Date of Award

Fall 12-14-2023

Document Type

Project (696 or 796 registration)

Degree Name

Master of Science in School Psychology


Graduate Studies

Committee Chair

Amber Visina


Combined interventions

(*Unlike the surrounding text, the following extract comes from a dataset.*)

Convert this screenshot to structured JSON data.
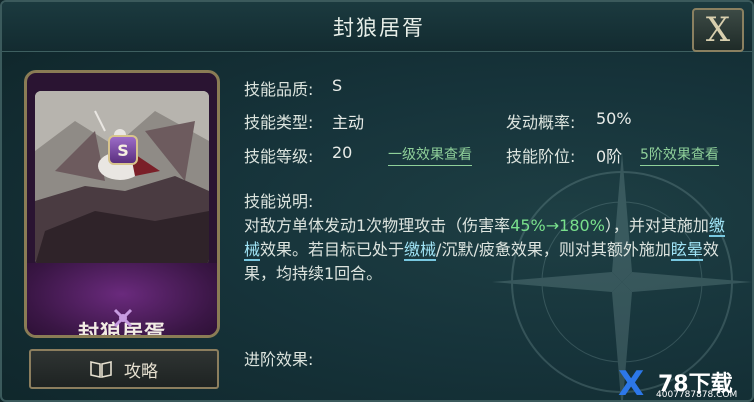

This project explored the effect of combining academic and behavioral interventions simultaneously to increase academic engagement and reading fluency with a second-grade student. Gettinger et al. (2021) found in a meta-analysis that sequential, rather than simultaneous, interventions fail to address the link between behavior and academics. The student’s reading fluency, measured as words correct per minute on FastBridge curriculum-based measurement (CBM), was consistently at or below the first percentile when compared to the national average. Her identified target behaviors included task avoidance and academic disengagement via pushing her chair away from the table, pulling her legs to her chest, and using “baby talk” while refusing to complete assigned tasks. Through a functional behavior analysis, the student’s special education team identified adult attention-seeking and escape behavior when presented with a difficult task as the two primary functions of the behavior. The student received 15 minutes of a flashcard-based sight word intervention and 20 to 30 minutes of noncontingent reinforcement (NCR) per day throughout the intervention period. Studies have shown NCR to be particularly effective for attention-maintained behaviors (Wood et al., 2018). Reading fluency progress was monitored weekly through CBM probes and behavioral progress was measured daily using Direct Behavior Rating scales. Results showed that the student’s academically engaged behavior increased significantly. Her reading fluency measure increased, but not significantly so. Future research would benefit from addressing NCR thinning schedules and alternative or additional reading interventions, as well as tailoring both academic and behavioral interventions to student needs as determined by evidence-based rating measures.

Abstract only: No full text available.